→ Provided data
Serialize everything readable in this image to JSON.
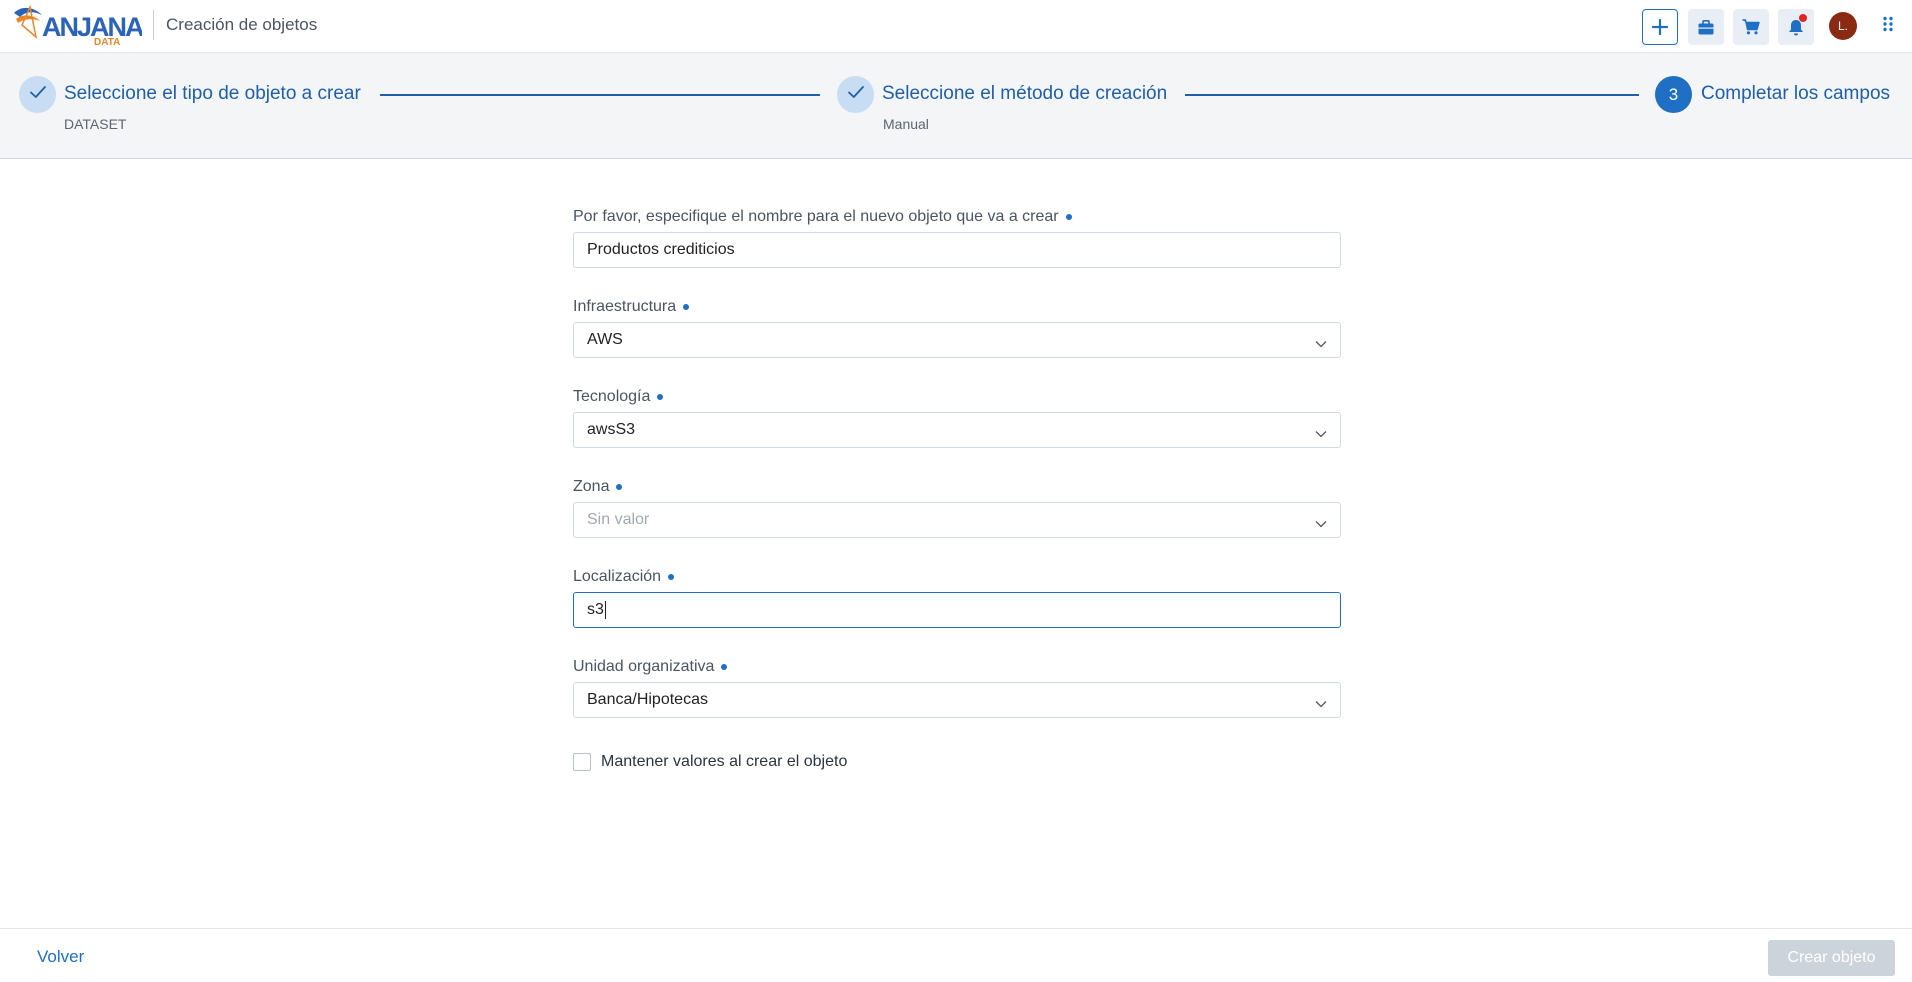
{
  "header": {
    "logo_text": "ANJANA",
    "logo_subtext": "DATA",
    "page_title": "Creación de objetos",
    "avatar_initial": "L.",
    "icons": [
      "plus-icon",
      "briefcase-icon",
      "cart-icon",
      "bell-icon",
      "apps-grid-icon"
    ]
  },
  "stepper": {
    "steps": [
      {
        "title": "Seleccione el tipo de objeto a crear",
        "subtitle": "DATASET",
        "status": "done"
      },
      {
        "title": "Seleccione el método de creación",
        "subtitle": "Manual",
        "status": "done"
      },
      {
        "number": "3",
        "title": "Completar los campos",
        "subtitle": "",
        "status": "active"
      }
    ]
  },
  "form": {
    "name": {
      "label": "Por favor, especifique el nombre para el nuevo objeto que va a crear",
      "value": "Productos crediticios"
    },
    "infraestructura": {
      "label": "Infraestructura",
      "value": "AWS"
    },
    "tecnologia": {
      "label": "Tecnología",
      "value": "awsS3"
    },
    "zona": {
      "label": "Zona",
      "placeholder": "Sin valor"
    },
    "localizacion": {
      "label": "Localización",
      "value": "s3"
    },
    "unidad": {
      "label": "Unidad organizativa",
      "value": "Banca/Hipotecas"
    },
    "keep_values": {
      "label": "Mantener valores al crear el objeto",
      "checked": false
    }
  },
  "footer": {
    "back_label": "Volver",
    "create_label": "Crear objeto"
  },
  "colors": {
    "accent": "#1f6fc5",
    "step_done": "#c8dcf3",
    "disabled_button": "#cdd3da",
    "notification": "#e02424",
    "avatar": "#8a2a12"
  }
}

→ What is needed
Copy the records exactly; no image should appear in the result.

→ Answer to the problem
Serialize everything readable in this image to JSON.
{
  "header": {
    "logo_text": "ANJANA",
    "logo_subtext": "DATA",
    "page_title": "Creación de objetos",
    "avatar_initial": "L.",
    "icons": [
      "plus-icon",
      "briefcase-icon",
      "cart-icon",
      "bell-icon",
      "apps-grid-icon"
    ]
  },
  "stepper": {
    "steps": [
      {
        "title": "Seleccione el tipo de objeto a crear",
        "subtitle": "DATASET",
        "status": "done"
      },
      {
        "title": "Seleccione el método de creación",
        "subtitle": "Manual",
        "status": "done"
      },
      {
        "number": "3",
        "title": "Completar los campos",
        "subtitle": "",
        "status": "active"
      }
    ]
  },
  "form": {
    "name": {
      "label": "Por favor, especifique el nombre para el nuevo objeto que va a crear",
      "value": "Productos crediticios"
    },
    "infraestructura": {
      "label": "Infraestructura",
      "value": "AWS"
    },
    "tecnologia": {
      "label": "Tecnología",
      "value": "awsS3"
    },
    "zona": {
      "label": "Zona",
      "placeholder": "Sin valor"
    },
    "localizacion": {
      "label": "Localización",
      "value": "s3"
    },
    "unidad": {
      "label": "Unidad organizativa",
      "value": "Banca/Hipotecas"
    },
    "keep_values": {
      "label": "Mantener valores al crear el objeto",
      "checked": false
    }
  },
  "footer": {
    "back_label": "Volver",
    "create_label": "Crear objeto"
  },
  "colors": {
    "accent": "#1f6fc5",
    "step_done": "#c8dcf3",
    "disabled_button": "#cdd3da",
    "notification": "#e02424",
    "avatar": "#8a2a12"
  }
}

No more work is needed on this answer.